Hundreds of miles of new bus lanes will be built as part of a £3bn strategy to make buses the "transport of choice" in England, the prime minister has said.
As part of a 10-point plan, Boris Johnson vowed to make buses more frequent, cheaper, greener and easier to use.
In an effort to encourage people to use the bus rather than their cars as the country recovers from the coronavirus crisis, the government is pledging:
• simpler bus fares with daily price caps, so people can use the bus as many times a day as they need without facing mounting costs
• more services in the evenings and at the weekends
• integrated services and ticketing across all transport modes, so people can easily move from bus to train
• all buses to accept contactless payments.
The ambitious plan also includes ministers wanting local councils and operators to work together to deliver services that are so frequent passengers can "turn up and go", without waiting more than a few minutes for a bus.
And, with the government having pledged to bring all greenhouse gas emissions to net zero by 2050, ministers are promising to deliver 4,000 new British-built electric or hydrogen buses.
A consultation has been launched on the date by which to end the sale of new diesel buses.
The prime minister said: "Buses are lifelines and liberators, connecting people to jobs they couldn't otherwise take, driving pensioners and young people to see their friends, sustaining town centres and protecting the environment.
"As we build back from the pandemic, better buses will be one of our first acts of levelling-up.
"Just as they did in London, our reforms will make buses the transport of choice, reducing the number of car journeys and improving quality of life for millions."
Transport Secretary Grant Shapps, who is expected to update MPs on the new strategy in the House of Commons on Monday, described current bus services in England as "patchy" and "frankly not good enough".
"The strategy we're unveiling today will completely overhaul services, ensuring we build back better from the pandemic," he said.
"Key to it is the new deal it offers to councils - we will provide unprecedented funding, but we need councils to work closely with operators, and the government, to develop the services of the future."

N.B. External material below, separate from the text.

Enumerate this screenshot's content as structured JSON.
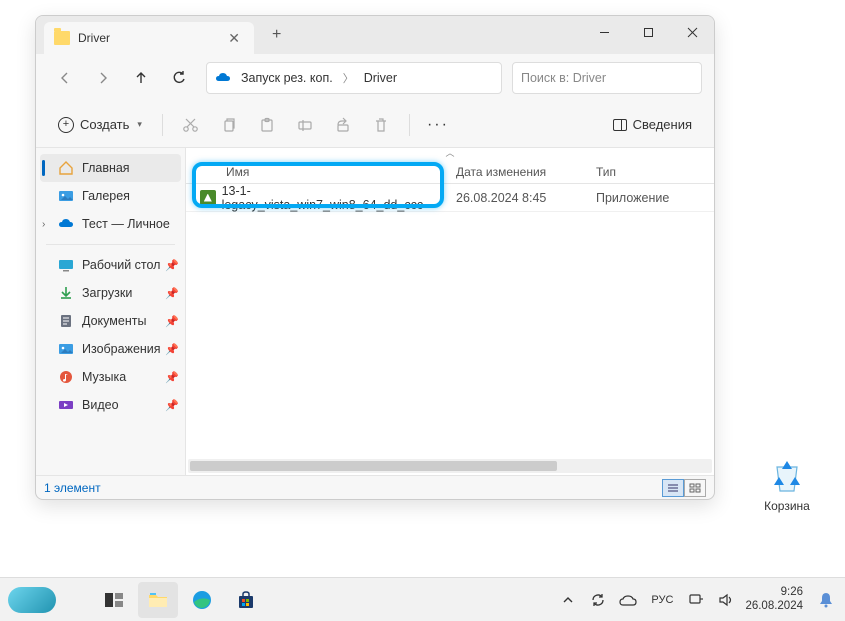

But Mick Cash, general secretary of the Rail, Maritime and Transport union, said the government's strategy appeared to "lack ambition".
"The only way to deliver an effective, integrated, accessible and affordable local bus network is for the government to provide guaranteed ring-fenced national funding for all local authorities to deliver the bus services their communities require via a publicly owned municipal bus operator which recognises and protects the vital role of our essential bus workers who performed so heroically during the pandemic," he said.
Labour's shadow bus minister Sam Tarry claimed the plan "offers nothing" to "reverse the millions of miles of bus routes lost across the country".
"The Tories said deregulation would improve our buses but they're running bus services into the ground," he said.
"Passengers now face a toxic mix of rising fares, cuts to services and reduced access.
"The government must do more to protect this crucial sector - not least given we've already seen more than 1,000 jobs lost in the bus and coach manufacturing industry alone since the pandemic started."